columnist Jeff Jacoby, a story about a Muslim who is a voice for reason and moderation in the Islamic world
“I HAVE been called ‘Chrislam’ because I am so close to Christians,” Abdurrahman Wahid is saying. “When I was criticized by a certain Muslim preacher for not being harsh enough against the ‘kaffir’ [infidels] — for being too close to Jews and Christians — I told him to read the Koran again. Because when the Koran speaks of ‘infidels,’ it means idolaters,” not monotheists.
With 200 million residents, Indonesia is the world’s largest Muslim nation, and Wahid — popularly known as Gus Dur — was not only its first democratically elected president but the longtime chairman of its largest Muslim organization, the 35 million-member Nadhlatul Ulama. A revered religious scholar who studied in Cairo and Baghdad, Wahid is a longtime champion of a moderate, progressive, and nonpolitical Islam. As a result, he has frequently clashed with militant fundamentalists whose growing influence, fueled by Arab/Wahhabi oil money, is undermining Indonesia’s traditional religious pluralism.

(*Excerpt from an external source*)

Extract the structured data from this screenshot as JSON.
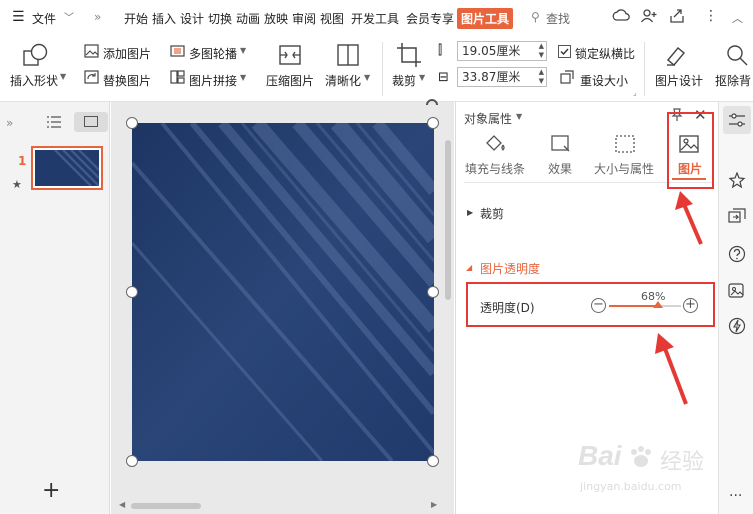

While Islamic extremism dominates the headlines, the great majority of Muslims continue to live their lives as devout, moderate and sensible people. While they may have some attitudes that differ from a majority of Americans (hostility to Israel, for example) and aren’t politically correct on issues of gender and sexuality, they are a source of hope in the war against Islamic Fascism.